- Custody of Minor Disabled Child: The disability must be so severe that the child is incapable of living independently. There is sometimes a difference between inability to achieve self-sufficiency and unwillingness to do so. If the child is disabled to the extent that s/he requires constant care, the case for alimony is stronger.
Generally, a Buffalo, MN divorce lawyer must prove alimony eligibility by a preponderance of the evidence (more likely than not). That’s the lowest standard of proof in Minnesota law.
Buffalo, MN Divorce Lawyers and Duration of Payments
Some judges award temporary alimony. Such payments are for spouses who need help meeting divorce-related expenses, such as attorneys’ fees and property rental deposits. To obtain temporary alimony, a Buffalo, MN lawyer must normally show the spouse lacks the means to pay these expenses. The case for alimony is weaker if the obligee was the filing spouse. These obligees cannot claim they were blindsided by the divorce.
Temporary support is subject to modification. These payments automatically terminate when a Wright County judge finalizes the divorce.
Short-term maintenance is the most common type of spousal support in Minnesota. As mentioned, many obligees need to “get on their feet” before they can meet their own reasonable needs. If the obligee has a specific rehabilitation plan, such as finishing school, the case for alimony is stronger. If not, the case for alimony is weaker.
Judges set specific ending dates for short-term support. Some judges use the length of the marriage (e.g. ten years of support payments following a ten-year marriage). Others assign a reasonable period based on the rehabilitation plan. If the obligee needs more support, the obligee can file a motion to extend payments.
A few judges still award long-term alimony, usually if the obligee has custody of a severely disabled child. These payments might also be available if the obligee is seriously disabled. “Long term” is not synonymous with “forever.” There is usually an end date. It’s just normally further out in the future.
Amount of Payments in Wright County
To determine the specific length, as well as the amount of payments, most Wright County judges consider the following factors:
- Obligee’s financial need,
- Amount of time needed for the obligee to achieve self-sufficiency,
- Standard of living during the marriage,
- Length of the relationship,
- Noneconomic contributions to the marriage (the “homemaker” factor),
- Relative age, health, and education of each spouse, and
- Obligor’s ability to pay.
A Buffalo, MN divorce lawyer must also be mindful of these factors during settlement negotiations. Almost all marriage dissolutions settle out of court. However, a Wright County judge is unlikely to approve the settlement if it does not result in a just and right division of the marital estate.

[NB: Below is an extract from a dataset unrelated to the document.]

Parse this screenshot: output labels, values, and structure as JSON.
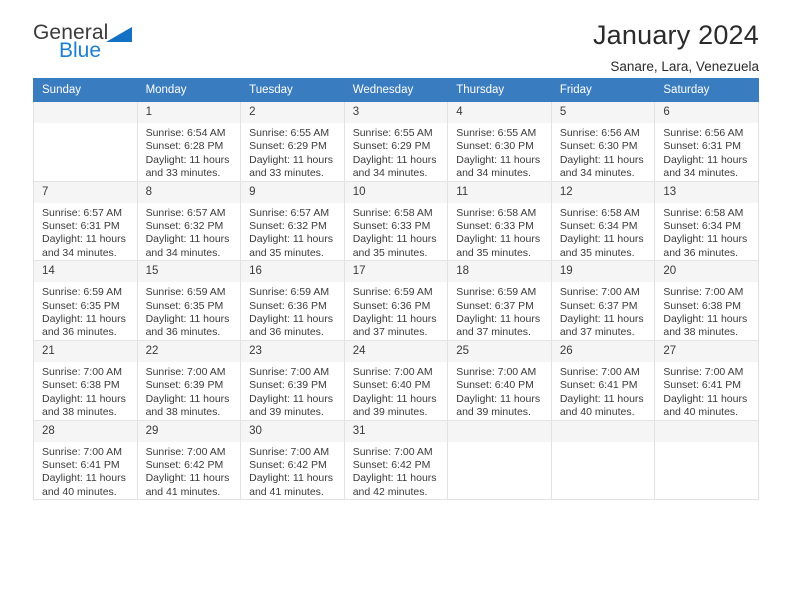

Reach Out to Compassionate Attorneys
Alimony is usually, but not always, part of a divorce settlement. For a free consultation with an experienced Buffalo, MN divorce lawyer, contact Carlson & Jones, P.A. Convenient payment plans are available.